Sallyanne Sweeney discussed how personal taste does play a part in an agent’s decision as to whether to ask for more of a book, and agents will know editors’ tastes which will influence their thinking when it comes time to submit the book to publishers; if an idea has potential but it’s not for the agent to whom it’s been submitted, it is possible that the book will be passed to a different agent within the agency. She made it clear that an agent can’t represent a book they don’t love. Polly Nolan picked up on this by saying that you need an agent who’ll believe in and fight for your book, and they can only do that if they care about it. Simon Trewin mentioned that several editors and agents turned down Harry Potter, but that if it had been picked up and published for the ‘wrong’ reasons, half-heartedly, it may not have become the phenomenon which it turned out to be.

On the important question of who agents like to represent, Madeleine Milburn said that she looks for professional people, those who are social media-savvy, a person who is open to suggestions and who is ambitious. Sallyanne Sweeney made the point that it doesn’t necessarily take social media to establish a ‘brand’; some authors will find social media more relevant than others. Everything you do builds you as a writer, including the competitions you enter and the stories you publish; it all goes into honing your craft. Faith O’Grady likes people who are prolific, Polly Nolan those who are pragmatic and realistic, Sallyanne Sweeney those who bring determination and resilience to their work. Simon Trewin said he has found clients through newspaper articles, as has Sallyanne Sweeney, but that they’ve also been referred to him through literary consultancies like Inkwell. Polly Nolan has had clients referred to her by other authors, and has also found clients through the Greenhouse Funny Prize, of which she is a judge. Sallyanne Sweeney has found clients through personal approaches and referrals, but also through her slushpile, and she says that agents need to be proactive. Faith O’Grady has also approached public figures who seem to have a story to tell, and this has been fruitful for her in the past.

Image: writersliving.com

Image: writersliving.com

Phew. I’ve only managed to get through a fraction of the issues discussed, and this post needs to be wrapped up. I’ll revisit this topic tomorrow, maybe, if anyone would be interested in learning more? Let me know. Yet to be discussed are issues like pen names, public speaking, how to write an author biography, the Irish publishing scene, how things like advances and royalties work and – important for some, but not for me – how much money you can expect to earn as a writer.

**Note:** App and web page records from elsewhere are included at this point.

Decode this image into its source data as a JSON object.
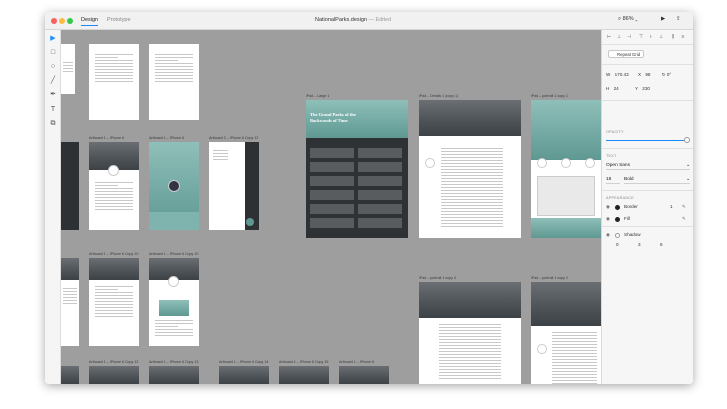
{
  "window": {
    "title": "NationalParks.design",
    "title_status": "— Edited",
    "tabs": [
      {
        "label": "Design",
        "active": true
      },
      {
        "label": "Prototype",
        "active": false
      }
    ],
    "zoom": "86%"
  },
  "toolbar": {
    "tools": [
      {
        "name": "select-tool",
        "glyph": "▶"
      },
      {
        "name": "rectangle-tool",
        "glyph": "□"
      },
      {
        "name": "ellipse-tool",
        "glyph": "○"
      },
      {
        "name": "line-tool",
        "glyph": "╱"
      },
      {
        "name": "pen-tool",
        "glyph": "✒"
      },
      {
        "name": "text-tool",
        "glyph": "T"
      },
      {
        "name": "artboard-tool",
        "glyph": "⧉"
      }
    ]
  },
  "canvas": {
    "artboard_labels": {
      "a1": "Artboard 1 – iPhone 6",
      "a2": "Artboard 1 – iPhone 6",
      "a3": "Artboard 2 – iPhone 6 Copy 12",
      "a4": "Artboard 1 – iPhone 6 Copy 10",
      "a5": "Artboard 1 – iPhone 6 Copy 10",
      "a6": "Artboard 1 – iPhone 6 Copy 13",
      "a7": "Artboard 1 – iPhone 6 Copy 13",
      "a8": "Artboard 1 – iPhone 6 Copy 14",
      "a9": "Artboard 1 – iPhone 6 Copy 15",
      "a10": "Artboard 1 – iPhone 6",
      "ipad1": "iPad – Large 1",
      "ipad2": "iPad – Details 1 (copy 1)",
      "ipad3": "iPad – portrait 1 copy 1",
      "ipad4": "iPad – portrait 1 copy 4",
      "ipad5": "iPad – portrait 1 copy 2"
    },
    "hero_heading": "The Grand Parks of the",
    "hero_heading2": "Backwoods of Time"
  },
  "inspector": {
    "repeat_grid_label": "Repeat Grid",
    "width_label": "W",
    "width_value": "170.43",
    "x_label": "X",
    "x_value": "98",
    "rotation_value": "0°",
    "height_label": "H",
    "height_value": "24",
    "y_label": "Y",
    "y_value": "230",
    "opacity_section": "OPACITY",
    "opacity_fraction": 1.0,
    "text_section": "TEXT",
    "font_family": "Open Sans",
    "font_size": "18",
    "font_weight": "Bold",
    "appearance_section": "APPEARANCE",
    "border_label": "Border",
    "border_width": "1",
    "fill_label": "Fill",
    "shadow_label": "Shadow",
    "shadow_x": "0",
    "shadow_y": "3",
    "shadow_blur": "6"
  },
  "colors": {
    "accent": "#1a8cff",
    "canvas": "#9e9e9e",
    "teal": "#5f9892"
  }
}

I hope this has been of interest. If anyone has questions, hit me in the comments.